On 28th Jan was London’s turn. At 1400 UK time, 1500 CET the University of East London presented a show entitled “DJ showdown: older DJs and today’s crop of Turntablists trade blows.” Is DJing an art form? With digital tech so easily available and virtually unlimited access to MP3s via a laptop, is everyone now a DJ? And if so does that mean older people who learnt their craft through hard graft have wasted their time? Don’t all the years of physically carrying lbs of vinyl to clubs and then actually mixing records live amount to something? We examine what does it mean to be a DJ in 2016 and how it has changed over the last three decades.
We compared the different styles of mixing music ranging from Geoff Humphries who DJ’d in the house music scene of Ibiza, Rhythm Vandals (mostly playing the clubs in Leeds in the 90s) right up to newest wave of teenage Turntablists where Abrakadaniel beat mixes for us. Tracks include the Sex Pistols, Madonna/Abba, the late Lemmy from Motörhead through to Soulwax. What influence have new techniques and digital accuracy that take account of key and time signatures actually had on mixing? We hear the likes of Titancube, RiFF RAFF, Skrillex, Datsik, Brillz & LAXX and more.
Source: Pontydysgu - Bridge to Learning
Thanks to Graham Attwell for sharing with us!
We welcome you to join us for the CHOICE Final Event that will take place on the 19th October 2015 in Lisbon, Portugal. This event will take place one day before the ICT 2015 event (Click here to know more details about this event), involving the high participation of the European Commission's policies and initiatives with regard to R&I in ICT.

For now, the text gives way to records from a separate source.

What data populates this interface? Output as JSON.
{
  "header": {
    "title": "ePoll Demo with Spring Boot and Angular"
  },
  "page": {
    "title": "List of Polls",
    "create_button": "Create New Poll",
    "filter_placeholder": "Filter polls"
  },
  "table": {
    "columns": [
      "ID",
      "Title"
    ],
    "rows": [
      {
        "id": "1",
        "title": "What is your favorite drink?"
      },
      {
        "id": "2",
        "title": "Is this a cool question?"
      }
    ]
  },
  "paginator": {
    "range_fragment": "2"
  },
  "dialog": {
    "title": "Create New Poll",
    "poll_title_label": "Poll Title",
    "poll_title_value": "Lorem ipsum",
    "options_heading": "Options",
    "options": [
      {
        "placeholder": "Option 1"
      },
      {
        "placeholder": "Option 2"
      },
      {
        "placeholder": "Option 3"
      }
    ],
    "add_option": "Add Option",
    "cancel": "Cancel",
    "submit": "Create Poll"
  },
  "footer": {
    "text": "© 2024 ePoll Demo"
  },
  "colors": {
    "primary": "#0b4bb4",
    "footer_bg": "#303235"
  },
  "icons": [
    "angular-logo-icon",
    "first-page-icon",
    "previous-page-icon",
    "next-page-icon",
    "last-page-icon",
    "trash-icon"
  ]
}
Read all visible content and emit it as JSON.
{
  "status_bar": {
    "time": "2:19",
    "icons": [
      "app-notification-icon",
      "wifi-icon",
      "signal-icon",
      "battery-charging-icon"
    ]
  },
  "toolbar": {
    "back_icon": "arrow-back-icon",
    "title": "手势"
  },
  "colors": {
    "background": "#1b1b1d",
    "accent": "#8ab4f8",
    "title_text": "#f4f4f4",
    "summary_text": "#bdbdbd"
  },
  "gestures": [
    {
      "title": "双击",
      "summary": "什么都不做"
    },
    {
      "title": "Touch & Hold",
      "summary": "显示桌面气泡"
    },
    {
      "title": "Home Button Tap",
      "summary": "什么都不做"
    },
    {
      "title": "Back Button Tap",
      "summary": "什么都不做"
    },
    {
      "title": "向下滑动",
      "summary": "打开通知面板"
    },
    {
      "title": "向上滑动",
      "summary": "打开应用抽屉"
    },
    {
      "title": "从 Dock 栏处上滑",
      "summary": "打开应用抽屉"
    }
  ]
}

The TIM project develops an on-line collaborative learning environment to develop creativity among workers in the metal industry so that they will be the drivers of the introduction of innovation in the metalworking companies. The steel industry is one of the key sectors at European level, not only for being one of the main generators of employment, but also for being one of the most profitable of all European manufacturing industries. This is recognized by the Directorate General for Enterprise and Industry of the European Commission in its publication “Spotlight on Europe’s invisible sector”, pointing to Germany followed by Italy, France, UK and Spain as the largest producers.
ReSoLVe aims at developing the German video platform draufhaber.tv to European usability. draufhaber.tv is aimed to become a European video platform which is used by young people during their vocational orientation or training in order to explain how to solve occupational tasks. Thereby it provides a module in European information space as well as in European space of lifelong learning. By applying highest European standards of data security, draufhaber.tv offers young people appropriate space for their self-produced videos. The platform will be translated into English, French, Spanish, Portuguese, Italian, Polish, Romanian and Russian.
Most organisations have little knowledge of their own strengths and abilities to innovate. The project aimed at identifying and making the most of those, while raising awareness about shortages which might be hindering the company’s competitiveness. This was done by means of a diagnosis tool as well as a practice programme created according to the company’s needs, the implementation of which was facilitated by the higher education institutions.